EXERCISE | Look for the string "Automatically" in the listing below, then copy every line that has it.

DATASET ENTRIES |
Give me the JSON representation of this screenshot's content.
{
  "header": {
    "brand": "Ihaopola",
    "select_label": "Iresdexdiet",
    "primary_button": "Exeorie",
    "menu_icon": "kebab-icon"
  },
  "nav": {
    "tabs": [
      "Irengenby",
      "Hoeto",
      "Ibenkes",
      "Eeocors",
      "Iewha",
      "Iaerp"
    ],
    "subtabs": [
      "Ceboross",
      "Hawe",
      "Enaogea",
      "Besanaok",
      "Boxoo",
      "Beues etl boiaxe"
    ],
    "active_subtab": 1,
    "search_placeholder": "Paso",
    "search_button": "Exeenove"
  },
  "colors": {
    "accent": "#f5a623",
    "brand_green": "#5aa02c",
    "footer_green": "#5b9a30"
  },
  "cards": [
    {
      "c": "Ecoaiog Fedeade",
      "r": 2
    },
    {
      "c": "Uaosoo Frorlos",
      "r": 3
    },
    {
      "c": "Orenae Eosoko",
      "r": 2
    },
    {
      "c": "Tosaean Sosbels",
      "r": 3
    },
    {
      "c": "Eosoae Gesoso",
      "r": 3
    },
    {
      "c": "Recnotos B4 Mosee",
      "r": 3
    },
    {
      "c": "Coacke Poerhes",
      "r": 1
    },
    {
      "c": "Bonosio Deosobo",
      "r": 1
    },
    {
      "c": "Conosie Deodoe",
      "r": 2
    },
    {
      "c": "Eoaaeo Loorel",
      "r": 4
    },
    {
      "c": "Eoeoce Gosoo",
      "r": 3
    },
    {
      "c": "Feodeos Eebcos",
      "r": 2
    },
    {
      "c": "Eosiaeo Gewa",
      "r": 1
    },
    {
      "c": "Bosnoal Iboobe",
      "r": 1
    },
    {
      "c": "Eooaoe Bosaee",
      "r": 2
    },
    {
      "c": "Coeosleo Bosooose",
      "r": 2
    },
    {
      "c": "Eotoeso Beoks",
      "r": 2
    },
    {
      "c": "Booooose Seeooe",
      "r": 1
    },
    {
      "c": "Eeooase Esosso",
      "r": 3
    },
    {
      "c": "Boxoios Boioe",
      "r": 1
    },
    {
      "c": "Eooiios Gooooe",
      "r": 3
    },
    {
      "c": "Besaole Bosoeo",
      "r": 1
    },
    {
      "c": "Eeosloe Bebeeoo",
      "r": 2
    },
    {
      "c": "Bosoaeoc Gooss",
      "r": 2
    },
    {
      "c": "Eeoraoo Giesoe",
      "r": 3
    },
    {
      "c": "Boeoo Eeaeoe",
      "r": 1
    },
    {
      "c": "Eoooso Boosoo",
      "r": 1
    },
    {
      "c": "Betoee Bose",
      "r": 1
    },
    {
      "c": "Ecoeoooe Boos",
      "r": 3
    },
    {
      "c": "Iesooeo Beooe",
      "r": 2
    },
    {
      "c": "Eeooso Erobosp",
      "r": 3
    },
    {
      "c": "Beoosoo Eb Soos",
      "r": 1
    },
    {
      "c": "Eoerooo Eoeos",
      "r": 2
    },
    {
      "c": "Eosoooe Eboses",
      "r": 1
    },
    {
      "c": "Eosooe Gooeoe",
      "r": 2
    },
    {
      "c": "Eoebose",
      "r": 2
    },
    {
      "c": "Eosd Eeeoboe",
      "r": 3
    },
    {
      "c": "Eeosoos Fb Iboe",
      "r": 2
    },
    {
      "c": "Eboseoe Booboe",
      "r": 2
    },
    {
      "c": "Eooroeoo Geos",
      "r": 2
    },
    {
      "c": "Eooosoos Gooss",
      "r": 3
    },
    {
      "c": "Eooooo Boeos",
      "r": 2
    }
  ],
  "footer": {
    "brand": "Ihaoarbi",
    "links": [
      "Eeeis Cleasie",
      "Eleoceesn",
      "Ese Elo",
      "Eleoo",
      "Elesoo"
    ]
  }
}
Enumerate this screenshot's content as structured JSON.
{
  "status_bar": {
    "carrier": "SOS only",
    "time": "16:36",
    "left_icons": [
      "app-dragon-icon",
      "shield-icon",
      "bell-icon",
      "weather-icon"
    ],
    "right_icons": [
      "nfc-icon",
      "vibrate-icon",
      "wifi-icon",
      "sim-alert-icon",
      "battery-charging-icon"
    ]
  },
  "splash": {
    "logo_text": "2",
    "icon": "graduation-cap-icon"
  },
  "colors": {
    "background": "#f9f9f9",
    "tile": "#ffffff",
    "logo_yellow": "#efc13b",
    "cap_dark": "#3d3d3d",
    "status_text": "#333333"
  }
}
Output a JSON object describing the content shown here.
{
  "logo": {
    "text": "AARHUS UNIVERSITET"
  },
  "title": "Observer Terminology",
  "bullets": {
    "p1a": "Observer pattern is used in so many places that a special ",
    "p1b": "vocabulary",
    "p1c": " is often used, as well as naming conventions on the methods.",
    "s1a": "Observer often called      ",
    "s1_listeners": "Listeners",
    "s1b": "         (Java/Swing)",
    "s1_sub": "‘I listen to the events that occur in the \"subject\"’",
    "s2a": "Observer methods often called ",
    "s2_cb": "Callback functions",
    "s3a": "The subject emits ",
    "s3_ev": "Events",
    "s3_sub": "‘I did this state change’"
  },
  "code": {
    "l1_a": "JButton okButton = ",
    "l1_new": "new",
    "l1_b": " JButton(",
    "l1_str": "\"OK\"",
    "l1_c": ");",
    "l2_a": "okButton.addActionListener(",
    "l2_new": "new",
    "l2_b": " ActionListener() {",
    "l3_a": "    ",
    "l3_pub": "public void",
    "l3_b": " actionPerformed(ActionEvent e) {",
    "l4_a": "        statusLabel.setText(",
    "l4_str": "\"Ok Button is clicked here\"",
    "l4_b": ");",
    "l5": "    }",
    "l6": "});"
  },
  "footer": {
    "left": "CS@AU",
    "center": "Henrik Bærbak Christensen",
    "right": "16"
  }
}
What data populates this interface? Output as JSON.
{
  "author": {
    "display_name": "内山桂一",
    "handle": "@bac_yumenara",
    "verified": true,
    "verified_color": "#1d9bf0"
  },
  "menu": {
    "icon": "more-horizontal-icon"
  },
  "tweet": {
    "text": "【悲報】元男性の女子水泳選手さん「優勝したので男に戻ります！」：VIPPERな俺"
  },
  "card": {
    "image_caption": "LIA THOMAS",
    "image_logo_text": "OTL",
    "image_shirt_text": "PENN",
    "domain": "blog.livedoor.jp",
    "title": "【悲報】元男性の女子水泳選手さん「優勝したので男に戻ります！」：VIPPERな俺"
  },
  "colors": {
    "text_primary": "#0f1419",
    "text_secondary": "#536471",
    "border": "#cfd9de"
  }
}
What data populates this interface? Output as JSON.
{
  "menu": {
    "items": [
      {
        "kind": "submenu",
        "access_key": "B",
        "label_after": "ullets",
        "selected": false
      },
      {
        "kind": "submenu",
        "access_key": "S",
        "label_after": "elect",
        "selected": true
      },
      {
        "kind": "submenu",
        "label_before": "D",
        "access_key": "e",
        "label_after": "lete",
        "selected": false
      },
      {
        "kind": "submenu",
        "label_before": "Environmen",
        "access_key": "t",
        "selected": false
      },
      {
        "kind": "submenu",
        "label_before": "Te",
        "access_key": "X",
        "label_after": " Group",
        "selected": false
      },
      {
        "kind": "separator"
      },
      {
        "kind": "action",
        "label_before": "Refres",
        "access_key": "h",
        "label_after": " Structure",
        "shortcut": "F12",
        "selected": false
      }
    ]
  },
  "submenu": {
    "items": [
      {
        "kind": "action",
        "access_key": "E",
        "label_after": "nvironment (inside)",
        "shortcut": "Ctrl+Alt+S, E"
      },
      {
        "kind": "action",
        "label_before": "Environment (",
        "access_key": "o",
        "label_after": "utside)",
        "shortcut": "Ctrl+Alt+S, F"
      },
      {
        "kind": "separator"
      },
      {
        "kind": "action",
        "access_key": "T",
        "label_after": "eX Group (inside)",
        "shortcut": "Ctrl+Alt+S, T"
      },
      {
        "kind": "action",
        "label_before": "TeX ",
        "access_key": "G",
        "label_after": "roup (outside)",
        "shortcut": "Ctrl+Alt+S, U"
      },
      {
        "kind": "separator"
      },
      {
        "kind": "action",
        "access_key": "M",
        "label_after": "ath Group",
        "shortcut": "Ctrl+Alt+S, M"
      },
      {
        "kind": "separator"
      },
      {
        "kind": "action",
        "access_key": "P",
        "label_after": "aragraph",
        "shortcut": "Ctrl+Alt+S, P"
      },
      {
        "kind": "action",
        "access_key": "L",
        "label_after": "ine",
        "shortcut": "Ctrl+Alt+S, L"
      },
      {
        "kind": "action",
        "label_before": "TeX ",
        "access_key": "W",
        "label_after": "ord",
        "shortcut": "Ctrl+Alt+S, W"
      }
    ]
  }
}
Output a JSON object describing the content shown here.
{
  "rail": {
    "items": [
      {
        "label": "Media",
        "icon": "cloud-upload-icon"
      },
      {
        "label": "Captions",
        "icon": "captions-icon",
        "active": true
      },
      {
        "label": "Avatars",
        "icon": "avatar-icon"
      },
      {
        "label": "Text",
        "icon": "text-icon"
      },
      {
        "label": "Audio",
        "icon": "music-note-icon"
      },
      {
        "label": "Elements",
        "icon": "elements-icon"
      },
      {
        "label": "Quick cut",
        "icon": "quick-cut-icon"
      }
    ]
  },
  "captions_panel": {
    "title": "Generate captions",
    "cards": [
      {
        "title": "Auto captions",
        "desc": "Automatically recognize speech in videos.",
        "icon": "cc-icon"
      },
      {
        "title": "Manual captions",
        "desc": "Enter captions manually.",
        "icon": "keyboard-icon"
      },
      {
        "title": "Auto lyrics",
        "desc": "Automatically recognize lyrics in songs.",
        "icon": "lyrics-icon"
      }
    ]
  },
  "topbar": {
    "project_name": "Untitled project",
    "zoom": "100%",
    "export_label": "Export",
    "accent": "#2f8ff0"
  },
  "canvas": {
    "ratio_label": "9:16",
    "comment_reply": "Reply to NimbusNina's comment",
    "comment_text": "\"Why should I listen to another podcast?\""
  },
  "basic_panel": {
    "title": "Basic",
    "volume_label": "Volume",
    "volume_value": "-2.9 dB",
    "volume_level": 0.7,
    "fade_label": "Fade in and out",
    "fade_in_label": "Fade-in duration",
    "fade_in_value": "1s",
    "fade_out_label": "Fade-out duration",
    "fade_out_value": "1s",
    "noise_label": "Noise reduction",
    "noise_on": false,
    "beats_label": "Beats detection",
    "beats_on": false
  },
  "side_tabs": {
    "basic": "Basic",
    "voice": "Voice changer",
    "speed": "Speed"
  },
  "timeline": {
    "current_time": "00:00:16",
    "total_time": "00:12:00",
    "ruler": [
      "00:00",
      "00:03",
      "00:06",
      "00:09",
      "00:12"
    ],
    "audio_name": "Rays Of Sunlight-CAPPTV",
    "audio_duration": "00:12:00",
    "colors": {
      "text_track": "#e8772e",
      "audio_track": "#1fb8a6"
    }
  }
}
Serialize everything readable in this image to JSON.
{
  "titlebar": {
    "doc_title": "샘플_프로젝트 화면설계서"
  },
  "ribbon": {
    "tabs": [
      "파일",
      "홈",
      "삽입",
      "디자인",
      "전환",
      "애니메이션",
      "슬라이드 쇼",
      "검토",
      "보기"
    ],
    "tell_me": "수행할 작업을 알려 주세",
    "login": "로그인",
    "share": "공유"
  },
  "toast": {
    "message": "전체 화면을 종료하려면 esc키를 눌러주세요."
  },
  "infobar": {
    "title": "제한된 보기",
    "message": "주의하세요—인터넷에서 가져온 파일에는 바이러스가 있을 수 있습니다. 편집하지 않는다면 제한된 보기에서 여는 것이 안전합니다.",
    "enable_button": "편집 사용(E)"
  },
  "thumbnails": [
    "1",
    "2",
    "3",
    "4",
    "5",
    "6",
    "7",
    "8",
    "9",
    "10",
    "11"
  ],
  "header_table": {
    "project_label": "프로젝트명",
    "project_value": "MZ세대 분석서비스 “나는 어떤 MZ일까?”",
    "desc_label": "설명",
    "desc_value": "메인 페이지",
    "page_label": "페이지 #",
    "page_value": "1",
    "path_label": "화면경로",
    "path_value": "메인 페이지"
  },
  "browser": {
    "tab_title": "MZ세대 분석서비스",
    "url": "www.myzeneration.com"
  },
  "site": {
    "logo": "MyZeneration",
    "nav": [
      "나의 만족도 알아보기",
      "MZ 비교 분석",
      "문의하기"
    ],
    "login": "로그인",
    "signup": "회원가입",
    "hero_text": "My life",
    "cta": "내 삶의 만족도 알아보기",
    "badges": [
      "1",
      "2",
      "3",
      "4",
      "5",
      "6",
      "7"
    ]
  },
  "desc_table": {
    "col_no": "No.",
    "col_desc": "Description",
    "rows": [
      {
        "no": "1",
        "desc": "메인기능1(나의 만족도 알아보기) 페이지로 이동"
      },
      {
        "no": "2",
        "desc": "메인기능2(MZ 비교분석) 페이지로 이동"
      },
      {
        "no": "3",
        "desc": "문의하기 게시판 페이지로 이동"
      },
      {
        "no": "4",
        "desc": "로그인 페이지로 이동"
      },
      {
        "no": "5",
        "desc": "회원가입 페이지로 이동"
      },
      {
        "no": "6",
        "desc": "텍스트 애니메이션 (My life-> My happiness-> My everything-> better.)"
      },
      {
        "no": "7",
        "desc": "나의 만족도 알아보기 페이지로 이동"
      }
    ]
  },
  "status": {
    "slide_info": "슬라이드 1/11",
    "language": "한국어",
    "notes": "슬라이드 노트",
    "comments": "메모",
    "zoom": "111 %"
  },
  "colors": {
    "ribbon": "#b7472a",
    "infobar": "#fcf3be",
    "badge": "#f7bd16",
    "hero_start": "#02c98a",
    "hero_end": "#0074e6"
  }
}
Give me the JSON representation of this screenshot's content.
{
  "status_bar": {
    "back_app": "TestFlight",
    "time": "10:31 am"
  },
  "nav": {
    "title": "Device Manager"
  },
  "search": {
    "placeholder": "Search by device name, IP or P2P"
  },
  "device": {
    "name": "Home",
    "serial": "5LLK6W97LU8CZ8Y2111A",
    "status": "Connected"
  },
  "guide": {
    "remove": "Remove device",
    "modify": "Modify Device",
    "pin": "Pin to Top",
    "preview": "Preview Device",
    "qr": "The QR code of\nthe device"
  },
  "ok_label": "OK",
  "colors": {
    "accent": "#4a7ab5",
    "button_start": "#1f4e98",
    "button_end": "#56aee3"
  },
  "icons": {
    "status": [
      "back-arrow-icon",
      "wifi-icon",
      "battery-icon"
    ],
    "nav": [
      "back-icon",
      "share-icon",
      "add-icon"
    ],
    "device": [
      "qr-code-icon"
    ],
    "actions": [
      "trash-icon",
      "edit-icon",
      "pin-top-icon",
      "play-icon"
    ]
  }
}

EXERCISE RESPONSE |
        "desc": "Automatically recognize speech in videos.",
        "desc": "Automatically recognize lyrics in songs.",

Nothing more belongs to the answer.